As a kid, I actually had a plastic model of this thing. The idea of launching and landing an airplane in the same manner as the spaceships I expected to roll out shortly afterword had a great deal of appeal.
The program was canceled when the engine proved to be more than slightly unreliable, and landing an airplane in reverse proved to be more of a challenge than even the test pilots cared for, but what did they know?
Today, we have the latest variant on the flying car in the form of the Puffin:
This update to the Pogo comes from NASA with help from MIT and Georga Tech. And it's electric, so no pollution, except back at the coal-fired power plant where the electricity to charge the batteries comes from.
In principle, the Puffin can cruise at 240 kilometers per hour and dash at more than 480 kph. It has no flight ceiling—it is not air-breathing like gas engines are, and thus is not limited by thin air—so it could go up to about 9,150 meters before its energy runs low enough to drive it to descend. With current state-of-the-art batteries, it has a range of just 80 kilometers if cruising,So it can fly high enough to kill the pilot from anoxia, and come down close enough to his launch point that the airport of origin could probably provide the ambulance. Note also that the range is somewhat less that you could expect to get from an EZ-GO golf cart, although your arrival would certainly be far more spectacular.
In it's defense, if you think of it as a variant on the backpack jet, it begins to look better.

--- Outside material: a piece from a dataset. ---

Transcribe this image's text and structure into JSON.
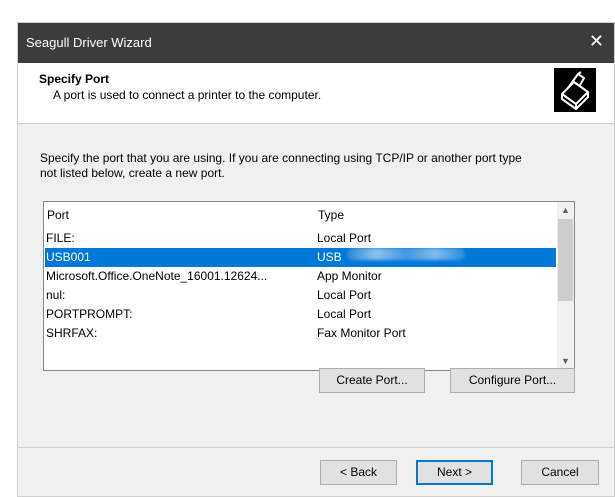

Notably bulkier, it goes a whole lot farther, and makes a lot less noise doing it.